The ideas in Love Untitled were about the feminine and masculine, and their separate dream worlds becoming one so I wanted the dreamscapes of the forest and water to really contrast the domestic world. We were lucky that cinematographer Callan Green had access over one weekend to a Red Epic Camera, as well as an Octo-copter to get flying shots in the forest, and underwater housing for a little house pool. That gave us a few different ‘looks’, even though we had literally no budget, no pre-production time and a tiny crew.

P: Music is an important influence on both Love Untitled and your upcoming work, Mixtape. What lead you to concentrate on this theme as your central idea behind both projects?

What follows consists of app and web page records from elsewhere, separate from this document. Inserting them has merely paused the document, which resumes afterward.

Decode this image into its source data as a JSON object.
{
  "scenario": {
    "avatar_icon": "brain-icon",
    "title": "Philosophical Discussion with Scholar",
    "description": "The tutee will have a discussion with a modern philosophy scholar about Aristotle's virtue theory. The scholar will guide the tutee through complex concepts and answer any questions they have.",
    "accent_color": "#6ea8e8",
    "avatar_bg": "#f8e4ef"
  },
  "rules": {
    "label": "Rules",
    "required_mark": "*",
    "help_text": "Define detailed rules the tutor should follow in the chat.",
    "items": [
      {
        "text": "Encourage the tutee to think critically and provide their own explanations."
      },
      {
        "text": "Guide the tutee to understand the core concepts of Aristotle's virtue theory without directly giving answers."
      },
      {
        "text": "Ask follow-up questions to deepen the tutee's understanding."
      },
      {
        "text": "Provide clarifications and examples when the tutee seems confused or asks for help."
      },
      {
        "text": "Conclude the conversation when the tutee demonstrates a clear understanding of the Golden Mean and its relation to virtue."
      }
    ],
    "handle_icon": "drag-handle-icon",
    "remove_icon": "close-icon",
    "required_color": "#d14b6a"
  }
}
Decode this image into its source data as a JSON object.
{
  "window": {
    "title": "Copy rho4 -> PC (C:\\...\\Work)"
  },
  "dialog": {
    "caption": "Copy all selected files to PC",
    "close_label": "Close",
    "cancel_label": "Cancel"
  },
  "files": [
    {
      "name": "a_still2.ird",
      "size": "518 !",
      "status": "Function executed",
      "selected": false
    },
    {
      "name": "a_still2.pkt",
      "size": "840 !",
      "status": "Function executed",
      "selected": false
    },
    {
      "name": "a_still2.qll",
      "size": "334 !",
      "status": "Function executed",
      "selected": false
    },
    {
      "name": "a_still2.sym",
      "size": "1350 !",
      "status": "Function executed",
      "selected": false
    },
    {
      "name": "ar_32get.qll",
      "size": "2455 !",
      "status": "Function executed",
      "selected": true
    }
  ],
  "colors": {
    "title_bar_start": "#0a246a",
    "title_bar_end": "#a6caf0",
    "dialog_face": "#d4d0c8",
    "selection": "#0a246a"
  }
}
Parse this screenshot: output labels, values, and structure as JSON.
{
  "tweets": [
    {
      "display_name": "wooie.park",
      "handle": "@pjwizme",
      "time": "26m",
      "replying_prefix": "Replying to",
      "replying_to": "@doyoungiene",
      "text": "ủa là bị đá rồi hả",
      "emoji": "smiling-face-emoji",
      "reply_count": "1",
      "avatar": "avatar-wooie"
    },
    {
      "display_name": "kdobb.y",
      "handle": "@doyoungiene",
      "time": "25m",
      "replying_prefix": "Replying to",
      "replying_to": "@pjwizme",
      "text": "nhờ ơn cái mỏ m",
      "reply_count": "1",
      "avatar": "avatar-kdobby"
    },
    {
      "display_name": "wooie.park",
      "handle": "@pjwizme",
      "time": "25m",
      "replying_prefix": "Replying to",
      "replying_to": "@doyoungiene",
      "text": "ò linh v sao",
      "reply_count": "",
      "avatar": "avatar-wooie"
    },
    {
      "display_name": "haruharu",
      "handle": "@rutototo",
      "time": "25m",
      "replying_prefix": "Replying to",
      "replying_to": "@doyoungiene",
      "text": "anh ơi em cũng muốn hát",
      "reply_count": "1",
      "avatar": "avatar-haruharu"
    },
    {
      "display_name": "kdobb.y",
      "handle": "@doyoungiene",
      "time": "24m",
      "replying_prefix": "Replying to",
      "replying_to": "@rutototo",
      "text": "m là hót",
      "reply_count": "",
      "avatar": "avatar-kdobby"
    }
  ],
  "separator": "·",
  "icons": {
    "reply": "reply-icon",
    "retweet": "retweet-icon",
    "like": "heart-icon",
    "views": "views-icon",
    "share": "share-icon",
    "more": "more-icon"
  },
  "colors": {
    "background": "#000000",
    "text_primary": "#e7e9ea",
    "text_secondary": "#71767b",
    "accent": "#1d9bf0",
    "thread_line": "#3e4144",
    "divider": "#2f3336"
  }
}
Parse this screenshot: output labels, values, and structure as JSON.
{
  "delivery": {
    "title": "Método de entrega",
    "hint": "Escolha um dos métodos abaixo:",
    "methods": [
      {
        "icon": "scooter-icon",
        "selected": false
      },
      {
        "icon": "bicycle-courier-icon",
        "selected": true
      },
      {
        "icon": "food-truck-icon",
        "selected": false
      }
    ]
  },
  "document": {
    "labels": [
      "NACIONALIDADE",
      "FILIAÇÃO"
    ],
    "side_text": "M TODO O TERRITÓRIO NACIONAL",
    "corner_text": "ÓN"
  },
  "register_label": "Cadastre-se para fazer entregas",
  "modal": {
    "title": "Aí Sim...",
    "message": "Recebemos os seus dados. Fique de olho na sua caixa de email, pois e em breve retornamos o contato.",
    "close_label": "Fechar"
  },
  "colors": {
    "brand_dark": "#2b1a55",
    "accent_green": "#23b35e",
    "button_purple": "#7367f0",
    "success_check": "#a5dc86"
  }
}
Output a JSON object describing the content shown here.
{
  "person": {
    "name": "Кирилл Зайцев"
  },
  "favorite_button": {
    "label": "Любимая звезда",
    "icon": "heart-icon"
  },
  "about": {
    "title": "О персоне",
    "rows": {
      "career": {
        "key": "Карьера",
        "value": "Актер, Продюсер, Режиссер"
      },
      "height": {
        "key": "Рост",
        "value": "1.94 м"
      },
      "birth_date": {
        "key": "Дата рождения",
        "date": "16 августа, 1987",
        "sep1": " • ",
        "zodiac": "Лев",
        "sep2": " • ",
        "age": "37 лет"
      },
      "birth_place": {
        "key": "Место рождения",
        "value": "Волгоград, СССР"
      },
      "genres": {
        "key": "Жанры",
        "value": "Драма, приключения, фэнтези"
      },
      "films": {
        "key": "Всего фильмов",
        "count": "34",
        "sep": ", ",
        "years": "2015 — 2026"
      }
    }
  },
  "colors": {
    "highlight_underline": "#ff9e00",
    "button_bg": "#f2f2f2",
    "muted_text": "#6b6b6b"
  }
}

Maia Horniak: Music is a huge influence; I think it’s as important as the image in terms of storytelling. I love how the power of music and non-literal sound can work with or against an image. Love Untitled is actually the third film in a trilogy of films I have made that have used similar experimental processes with music as a core narrative drive. I made two other shorts SUB- and Fear Not, both with the same composer Basil Hogios whom I frequently collaborate with. Each of these films have been uniquely made, with music being written and recorded prior to filming rather than composed to picture after editing.

Music drives the emotional arc of many of my films, and my upcoming feature Mixtape is about taking that idea further; it’s about the defining chapters of a relationship as told through the ultimate songs on a mixtape. I think the emotive journey we experience during a single song or a piece of music is similar to the journey we take in a film, it can be stronger than any other communication, it’s very emotively accessible and direct. I listen and use music prior to filming, during filming and very early on in an edit, so the rhythm of storytelling and music are totally connected for me.

P: Looking forward to  Mixtape what ideas will you be taking on and expanding from Love Untitled?

Maia Horniak: Love Untitled was a chance at exploring the intricacies and honesty of a relationship, Mixtape has similar themes, but ultimately the two films are quite different in terms of story and tone. Mixtape also explores a long term relationship and the dilemma of falling in and out of love over time, of forgetting the ‘sound’ of love, yet it follows an entire arc over several years. Tonally Mixtape is a lot more entertaining, its offbeat and funny, it’s set in the 80’s and 90’s, so it’s going to be a lot of fun to make! It references early arcade games, vinyl, comic books and has animation, and the soundtrack is directly from the time…..but ultimately it’s a story of love. Love is a guiding theme for both films and I think I will always be interested in telling strong love stories.